SUPPLIED INFORMATION ->
________________________

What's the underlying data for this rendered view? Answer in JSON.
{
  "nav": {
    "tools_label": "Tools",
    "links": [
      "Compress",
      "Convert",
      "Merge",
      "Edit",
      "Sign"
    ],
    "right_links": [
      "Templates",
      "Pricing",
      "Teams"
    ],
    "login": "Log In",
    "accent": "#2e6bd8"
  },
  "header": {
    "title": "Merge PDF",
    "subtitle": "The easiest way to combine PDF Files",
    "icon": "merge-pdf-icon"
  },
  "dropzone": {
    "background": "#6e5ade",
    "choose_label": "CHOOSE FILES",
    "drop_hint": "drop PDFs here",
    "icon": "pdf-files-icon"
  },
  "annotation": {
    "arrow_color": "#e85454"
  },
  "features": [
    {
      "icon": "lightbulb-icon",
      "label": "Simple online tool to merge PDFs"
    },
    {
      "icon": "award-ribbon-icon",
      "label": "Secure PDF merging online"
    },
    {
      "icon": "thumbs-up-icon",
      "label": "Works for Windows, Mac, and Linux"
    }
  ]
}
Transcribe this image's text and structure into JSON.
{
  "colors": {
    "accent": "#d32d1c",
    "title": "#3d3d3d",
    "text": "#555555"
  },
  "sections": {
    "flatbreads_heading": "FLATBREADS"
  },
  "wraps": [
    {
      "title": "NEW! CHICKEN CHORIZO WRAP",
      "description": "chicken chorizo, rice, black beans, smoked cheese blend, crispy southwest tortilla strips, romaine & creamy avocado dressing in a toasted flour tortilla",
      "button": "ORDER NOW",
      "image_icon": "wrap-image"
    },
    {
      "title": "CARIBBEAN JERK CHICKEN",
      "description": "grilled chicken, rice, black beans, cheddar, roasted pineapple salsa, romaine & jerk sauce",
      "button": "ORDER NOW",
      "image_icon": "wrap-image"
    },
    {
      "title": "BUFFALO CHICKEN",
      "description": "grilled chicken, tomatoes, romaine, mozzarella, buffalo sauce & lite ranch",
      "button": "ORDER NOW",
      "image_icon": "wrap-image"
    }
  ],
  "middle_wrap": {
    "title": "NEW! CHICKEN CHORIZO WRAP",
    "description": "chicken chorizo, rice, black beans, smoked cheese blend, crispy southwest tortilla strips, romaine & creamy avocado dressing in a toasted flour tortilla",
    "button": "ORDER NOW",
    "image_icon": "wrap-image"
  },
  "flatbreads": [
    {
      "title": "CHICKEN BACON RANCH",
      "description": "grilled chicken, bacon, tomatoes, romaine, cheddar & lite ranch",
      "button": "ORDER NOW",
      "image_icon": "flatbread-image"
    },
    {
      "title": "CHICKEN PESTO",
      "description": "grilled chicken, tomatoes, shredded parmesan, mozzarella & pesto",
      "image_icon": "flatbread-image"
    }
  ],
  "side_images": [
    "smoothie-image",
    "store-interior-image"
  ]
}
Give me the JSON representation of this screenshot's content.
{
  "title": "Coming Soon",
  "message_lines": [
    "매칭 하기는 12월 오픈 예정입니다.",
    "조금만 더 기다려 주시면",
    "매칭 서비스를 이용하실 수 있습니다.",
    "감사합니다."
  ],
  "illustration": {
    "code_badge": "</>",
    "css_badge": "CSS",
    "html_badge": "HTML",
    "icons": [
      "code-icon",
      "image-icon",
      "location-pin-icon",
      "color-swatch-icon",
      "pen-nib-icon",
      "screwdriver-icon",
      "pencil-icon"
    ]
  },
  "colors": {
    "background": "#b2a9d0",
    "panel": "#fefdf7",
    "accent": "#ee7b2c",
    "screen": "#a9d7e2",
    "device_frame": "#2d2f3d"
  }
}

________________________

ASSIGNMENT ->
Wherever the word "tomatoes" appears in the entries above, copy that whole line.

EXERCISE OUTPUT ->
      "description": "grilled chicken, tomatoes, romaine, mozzarella, buffalo sauce & lite ranch",
      "description": "grilled chicken, bacon, tomatoes, romaine, cheddar & lite ranch",
      "description": "grilled chicken, tomatoes, shredded parmesan, mozzarella & pesto",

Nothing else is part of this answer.